## ASSIGNMENT
The listing that follows is to be output in full and without change.
*****
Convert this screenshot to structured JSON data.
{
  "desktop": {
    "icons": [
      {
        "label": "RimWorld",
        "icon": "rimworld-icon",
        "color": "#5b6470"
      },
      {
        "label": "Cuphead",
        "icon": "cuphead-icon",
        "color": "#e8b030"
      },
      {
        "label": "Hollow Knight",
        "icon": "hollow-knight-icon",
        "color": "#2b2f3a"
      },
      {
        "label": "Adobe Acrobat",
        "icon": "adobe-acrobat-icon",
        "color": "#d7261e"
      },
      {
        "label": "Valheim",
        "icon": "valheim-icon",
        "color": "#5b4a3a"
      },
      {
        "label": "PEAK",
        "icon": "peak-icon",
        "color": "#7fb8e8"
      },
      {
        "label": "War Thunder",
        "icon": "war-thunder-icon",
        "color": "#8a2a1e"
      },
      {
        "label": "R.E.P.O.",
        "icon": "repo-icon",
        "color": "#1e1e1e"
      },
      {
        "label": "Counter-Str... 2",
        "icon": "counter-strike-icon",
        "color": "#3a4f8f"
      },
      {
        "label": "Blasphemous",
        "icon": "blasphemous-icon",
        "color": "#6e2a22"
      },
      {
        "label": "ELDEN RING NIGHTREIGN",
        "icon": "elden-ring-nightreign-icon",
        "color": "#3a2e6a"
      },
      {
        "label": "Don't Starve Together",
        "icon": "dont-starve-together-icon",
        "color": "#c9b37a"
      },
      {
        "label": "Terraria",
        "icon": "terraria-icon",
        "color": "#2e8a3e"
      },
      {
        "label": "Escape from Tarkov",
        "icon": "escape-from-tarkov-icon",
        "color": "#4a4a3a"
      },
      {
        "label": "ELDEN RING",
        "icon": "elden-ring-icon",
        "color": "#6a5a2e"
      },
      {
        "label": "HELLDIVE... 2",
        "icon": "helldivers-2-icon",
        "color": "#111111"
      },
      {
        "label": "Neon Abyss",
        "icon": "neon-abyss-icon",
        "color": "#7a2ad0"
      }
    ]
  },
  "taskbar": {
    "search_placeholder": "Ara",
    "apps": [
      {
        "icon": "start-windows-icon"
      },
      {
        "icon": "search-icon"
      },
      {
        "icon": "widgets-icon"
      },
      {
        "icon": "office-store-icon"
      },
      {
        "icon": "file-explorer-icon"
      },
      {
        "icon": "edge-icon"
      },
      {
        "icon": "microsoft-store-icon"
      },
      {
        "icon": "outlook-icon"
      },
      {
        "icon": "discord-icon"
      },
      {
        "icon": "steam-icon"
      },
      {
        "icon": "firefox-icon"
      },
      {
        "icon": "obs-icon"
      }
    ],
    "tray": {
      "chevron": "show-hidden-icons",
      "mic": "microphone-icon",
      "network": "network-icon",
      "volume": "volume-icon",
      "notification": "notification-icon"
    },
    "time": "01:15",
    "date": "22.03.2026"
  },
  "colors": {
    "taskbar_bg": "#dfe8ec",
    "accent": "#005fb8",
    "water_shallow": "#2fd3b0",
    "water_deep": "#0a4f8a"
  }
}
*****
## RESULT FOR THIS TASK
Convert this screenshot to structured JSON data.
{
  "desktop": {
    "icons": [
      {
        "label": "RimWorld",
        "icon": "rimworld-icon",
        "color": "#5b6470"
      },
      {
        "label": "Cuphead",
        "icon": "cuphead-icon",
        "color": "#e8b030"
      },
      {
        "label": "Hollow Knight",
        "icon": "hollow-knight-icon",
        "color": "#2b2f3a"
      },
      {
        "label": "Adobe Acrobat",
        "icon": "adobe-acrobat-icon",
        "color": "#d7261e"
      },
      {
        "label": "Valheim",
        "icon": "valheim-icon",
        "color": "#5b4a3a"
      },
      {
        "label": "PEAK",
        "icon": "peak-icon",
        "color": "#7fb8e8"
      },
      {
        "label": "War Thunder",
        "icon": "war-thunder-icon",
        "color": "#8a2a1e"
      },
      {
        "label": "R.E.P.O.",
        "icon": "repo-icon",
        "color": "#1e1e1e"
      },
      {
        "label": "Counter-Str... 2",
        "icon": "counter-strike-icon",
        "color": "#3a4f8f"
      },
      {
        "label": "Blasphemous",
        "icon": "blasphemous-icon",
        "color": "#6e2a22"
      },
      {
        "label": "ELDEN RING NIGHTREIGN",
        "icon": "elden-ring-nightreign-icon",
        "color": "#3a2e6a"
      },
      {
        "label": "Don't Starve Together",
        "icon": "dont-starve-together-icon",
        "color": "#c9b37a"
      },
      {
        "label": "Terraria",
        "icon": "terraria-icon",
        "color": "#2e8a3e"
      },
      {
        "label": "Escape from Tarkov",
        "icon": "escape-from-tarkov-icon",
        "color": "#4a4a3a"
      },
      {
        "label": "ELDEN RING",
        "icon": "elden-ring-icon",
        "color": "#6a5a2e"
      },
      {
        "label": "HELLDIVE... 2",
        "icon": "helldivers-2-icon",
        "color": "#111111"
      },
      {
        "label": "Neon Abyss",
        "icon": "neon-abyss-icon",
        "color": "#7a2ad0"
      }
    ]
  },
  "taskbar": {
    "search_placeholder": "Ara",
    "apps": [
      {
        "icon": "start-windows-icon"
      },
      {
        "icon": "search-icon"
      },
      {
        "icon": "widgets-icon"
      },
      {
        "icon": "office-store-icon"
      },
      {
        "icon": "file-explorer-icon"
      },
      {
        "icon": "edge-icon"
      },
      {
        "icon": "microsoft-store-icon"
      },
      {
        "icon": "outlook-icon"
      },
      {
        "icon": "discord-icon"
      },
      {
        "icon": "steam-icon"
      },
      {
        "icon": "firefox-icon"
      },
      {
        "icon": "obs-icon"
      }
    ],
    "tray": {
      "chevron": "show-hidden-icons",
      "mic": "microphone-icon",
      "network": "network-icon",
      "volume": "volume-icon",
      "notification": "notification-icon"
    },
    "time": "01:15",
    "date": "22.03.2026"
  },
  "colors": {
    "taskbar_bg": "#dfe8ec",
    "accent": "#005fb8",
    "water_shallow": "#2fd3b0",
    "water_deep": "#0a4f8a"
  }
}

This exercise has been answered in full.